In the last 100–150 years not only has the uniform understanding of Hobbes failed to prevail, but moreover, the stable tendency of permanently rethinking his doctrine has emerged. Today this tendency is only becoming stronger. A.Philippov thinks that the never-ceasing interest in Hobbes can be primarily explained by the fact we are still occupied with the same problems that occupied the mind of the philosopher who lived several centuries ago. In the second part of his article published in this issue (for the first part see Politeia, 2009, № 2) Philippov demonstrates that most questions arising while one is reading Hobbes are left without answers in the works by Hobbes himself. Reading his works thoroughly we come across a rather curios phenomenon. The whole construction erected by Hobbes is sort of vibrating, but doing it latently. On the surface one can see clear, easily understandable constructions thought out as triumph of coherence and inexorable logic, but going deeper one will find not so much inconsistency as exactly a field of questions left without answers. According to the author’s conclusion, the dynamic unstable world described by Hobbes is different from what it seems to be. It fascinates an observer and demands new research studies.

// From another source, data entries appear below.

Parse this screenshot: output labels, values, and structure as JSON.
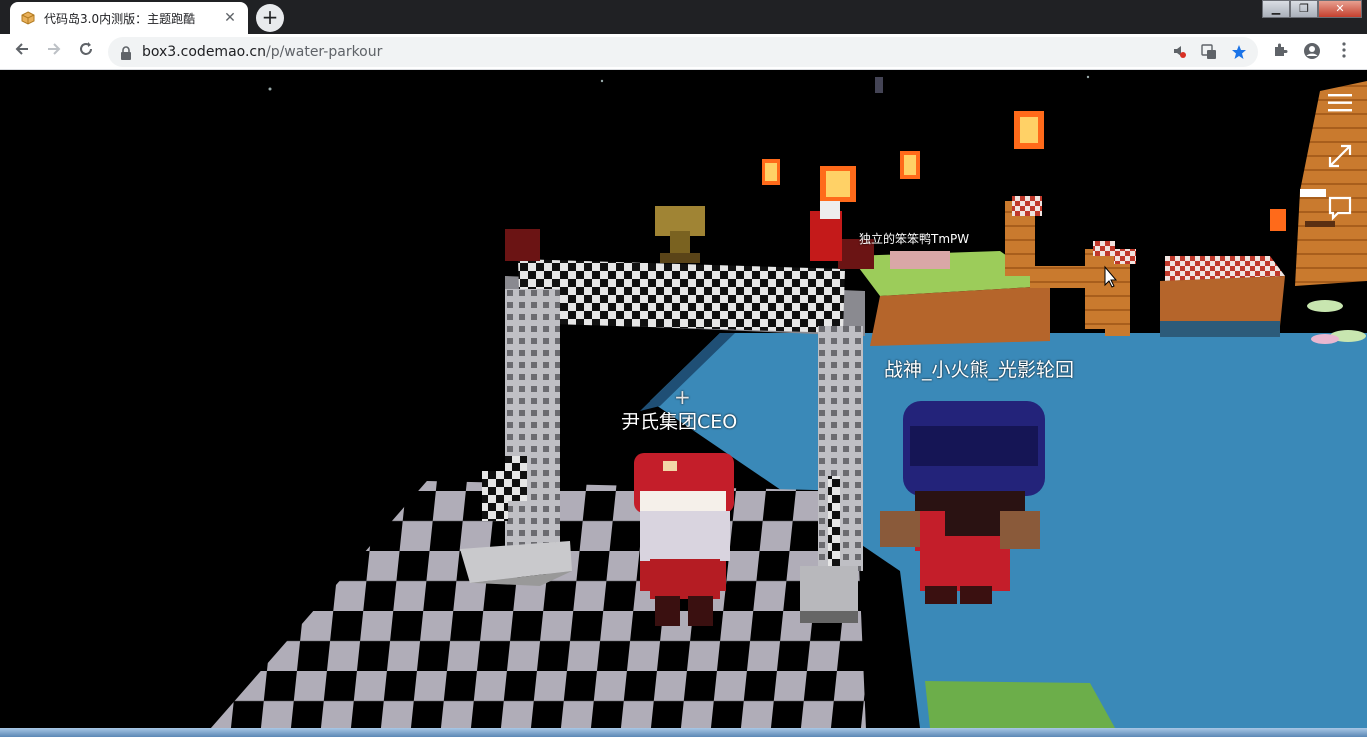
{
  "browser": {
    "tab_title": "代码岛3.0内测版：主题跑酷",
    "tab_close": "✕",
    "new_tab": "+",
    "url_host": "box3.codemao.cn",
    "url_path": "/p/water-parkour",
    "window_controls": [
      "▁",
      "❐",
      "✕"
    ]
  },
  "game": {
    "players": [
      {
        "name": "尹氏集团CEO"
      },
      {
        "name": "战神_小火熊_光影轮回"
      },
      {
        "name": "独立的笨笨鸭TmPW"
      }
    ],
    "crosshair": "+",
    "side_controls": [
      "menu-icon",
      "fullscreen-icon",
      "chat-icon"
    ],
    "colors": {
      "water": "#3a89b8",
      "checker_light": "#b0adb8",
      "checker_dark": "#000000",
      "gate": "#c9c9cc"
    }
  }
}
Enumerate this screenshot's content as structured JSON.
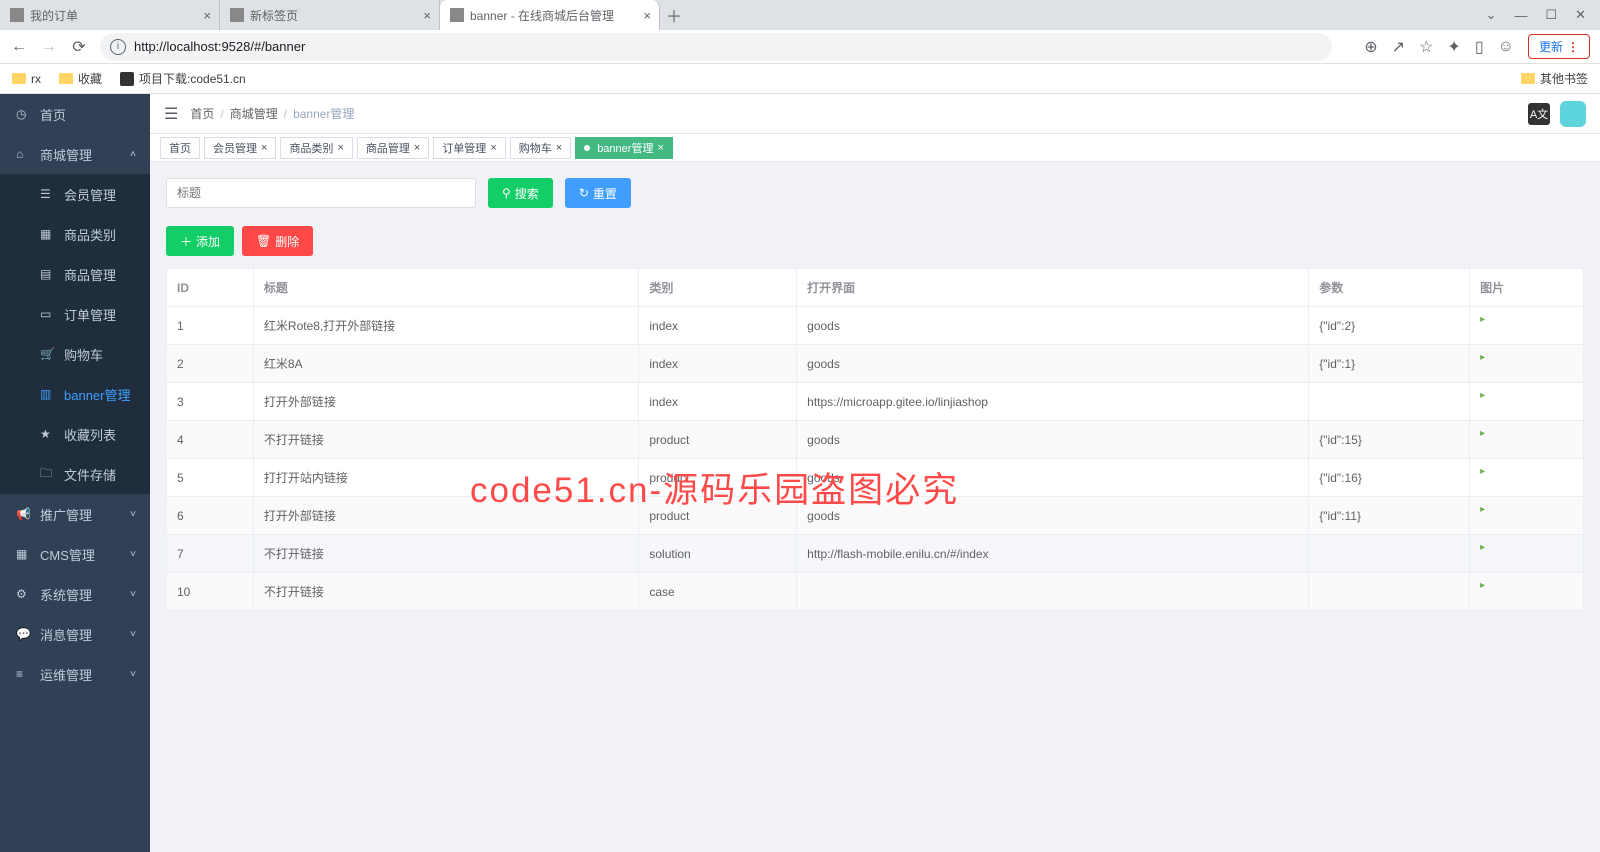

Smoking is a problem, bringing signifi cant social and economic costs to Russiansociety. However, ratifi cation of the World health organization Framework conventionon tobacco control makes it possible to improve Russian legislation accordingto the international standards. So, I describe some measures that should be taken bythe Russian authorities in the nearest future, and I examine their effi ciency. By studyingthe international evidence I analyze the impact of the smoke-free areas, advertisementand sponsorship bans, tax increases, etc. on the prevalence of smoking, cigaretteconsumption and some other indicators. I also investigate the obstacles confrontingthe Russian authorities when they introduce new policy measures and the public attitudetowards these measures. I conclude that there is a number of easy-to-implementanti-smoking activities that need no fi nancial resources but only a political will.
One of the most important indicators of company's success is the increase of its value. The article investigates traditional methods of company's value assessment and the evidence that the application of these methods is incorrect in the new stage of economy. So it is necessary to create a new method of valuation based on the new main sources of company's success that is its intellectual capital.